Differences in Mental Health Care among Communities
Much research on differences in the health care provision among different races has been done. However, there has not been agreement on the determinants of differences in specialty health care. This paper seeks to study the causes of differences in advancement of specialty health care among different racial and ethnic groups in the United States.
In the report “Access to Mental Health Treatment by English Language Proficiency and Race/Ethnicity,“ Tetine Sentell, Martha Shumway and Lonnie Snowden found out that differences in specialty care are a result of the language barriers. They argued that English-speaking individuals have higher odds of getting the needed services compared to non-English speakers. Moreover, the scholars brought to light that mental health care diagnosis and treatment depends a lot on direct communication between the care givers and the patients. They as well pointed out that most minority communities are likely to source mental health care from primary care givers who are less probably to notice any mental problems. “This study also confirms that English proficiency is certainly not the only factor leading to mental health disparities.” (Sentell, Shumway, & Showden, 2007). In their research, other associated factors such as insurance status, length of time in the United States, poverty, the U.S. Nativity were controlled.

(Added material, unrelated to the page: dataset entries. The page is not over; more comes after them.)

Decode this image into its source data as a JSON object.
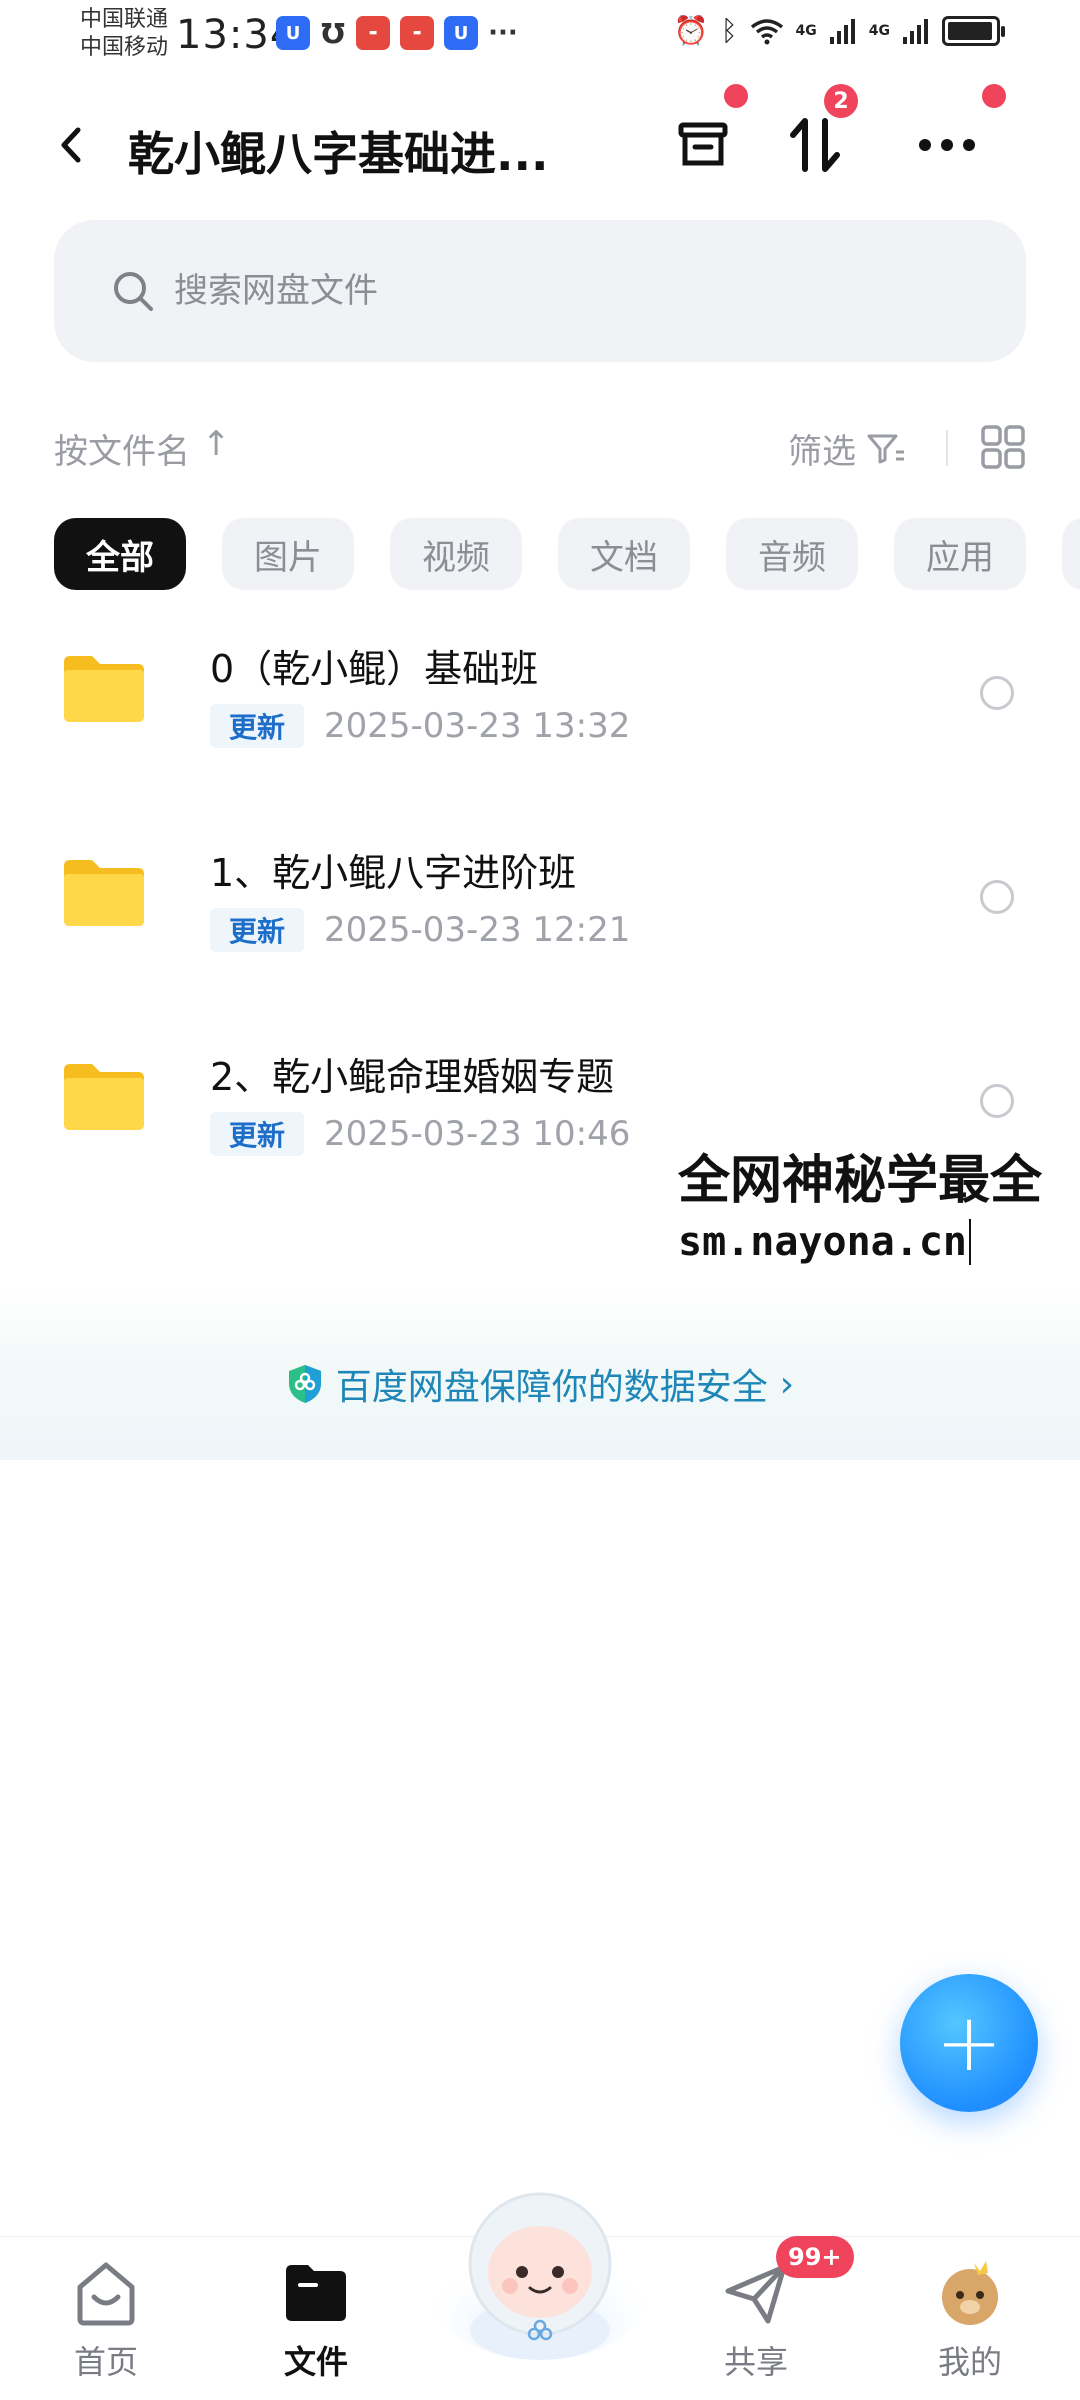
{
  "status_bar": {
    "carrier_1": "中国联通",
    "carrier_2": "中国移动",
    "time": "13:34",
    "notif_dots": "···",
    "net_1": "4G",
    "net_2": "4G"
  },
  "header": {
    "title": "乾小鲲八字基础进...",
    "transfer_badge": "2"
  },
  "search": {
    "placeholder": "搜索网盘文件"
  },
  "sort": {
    "label": "按文件名",
    "arrow": "↑",
    "filter_label": "筛选"
  },
  "chips": [
    "全部",
    "图片",
    "视频",
    "文档",
    "音频",
    "应用"
  ],
  "files": [
    {
      "name": "0（乾小鲲）基础班",
      "tag": "更新",
      "date": "2025-03-23  13:32"
    },
    {
      "name": "1、乾小鲲八字进阶班",
      "tag": "更新",
      "date": "2025-03-23  12:21"
    },
    {
      "name": "2、乾小鲲命理婚姻专题",
      "tag": "更新",
      "date": "2025-03-23  10:46"
    }
  ],
  "watermark": {
    "line1": "全网神秘学最全",
    "line2": "sm.nayona.cn"
  },
  "security": {
    "text": "百度网盘保障你的数据安全",
    "chevron": "›"
  },
  "fab": {
    "label": "+"
  },
  "bottom_nav": {
    "home": "首页",
    "files": "文件",
    "share": "共享",
    "share_badge": "99+",
    "me": "我的"
  },
  "icons": {
    "back": "chevron-left-icon",
    "recycle": "archive-box-icon",
    "transfer": "up-down-arrows-icon",
    "more": "more-horizontal-icon",
    "search": "search-icon",
    "filter": "filter-icon",
    "grid": "grid-view-icon",
    "folder": "folder-icon",
    "shield": "shield-icon"
  },
  "colors": {
    "accent_red": "#f0445d",
    "link_blue": "#1f86b8",
    "fab_blue": "#1f8fff",
    "folder_yellow": "#ffd43b",
    "tag_blue": "#1d6ec9"
  }
}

The separate study revealed that the language barrier was not the major factor contributing to the differences in use of specialty care. The findings documented in the report “Inequalities in Use of Specialty Mental Health Services among Latinos, African-Americans and Non-Latino Whites.” The group of scientists led by Margarita Alegria substantiated the poor Latinos “who are not categorized as poor” were self-reliant in dealing with problems related to the mental health (Alegria, Canino, Rios, Vera, Calderon, Rusch, & Ortega, 2002). They had a coping mechanism that could be a main reason they did not use the mental health services. The researchers also found out that more access to Medicaid specialty services contributed to increased use of the mental health services. In areas with more behavioral health providers and specialists, more people were likely to seek these services. Furthermore, the differences in mental health care were partly a result of recognition of mental problems. The racial and ethnic differences were in evaluating an apparent need for care. Some ethnic/racial communities, therefore, sought medical health care more than others.
Jeanne Miranda and Lisa Cooper conducted a similar study and produced a report entitled “Disparities in Care for Depression among Primary Care Patients.” The scholars found that there were no differences in mental health care recommendation reporting among the Latinos and African-Americans and white Americans. In terms of likelihood to attend specialty care, the aforementioned researchers discovered no ethnic differences. However, the minorities’ representatives were less likely to actually use the anti-depressants compared to white Americans. “Several factors could contribute to the lower use of antidepressant medications among the Latinos and African-Americans.” (Miranda & Cooper, 2004). One reason could be their attitude towards the depressant prescriptions. Most of them think they are addictive and not effective.
These studies concluded that there are differences in mental health care among various ethnic and racial communities in the United States. The reasons advanced include: language barriers, availability of specialists within a neighborhood, attitude towards the mental health care and differences in recognition of the need to use mental care. Further research is needed to investigate other factors leading to lower rates of receiving specialty care such as: differences in level of participation between the patients and care providers, cultural influences, financial capacity and so on.
Cultural influences could be a main determinant of the differences in mental health care among various ethnic and racial communities in the United States. For example, many Latinos and African-Americans involve a family member in the provision of mental health care. Additionally, the observation that there is a difference in real use of antidepressants between African-Americans and Latinos, on the one hand, and white Americans on the other side, suggests that cultural influences play a major role.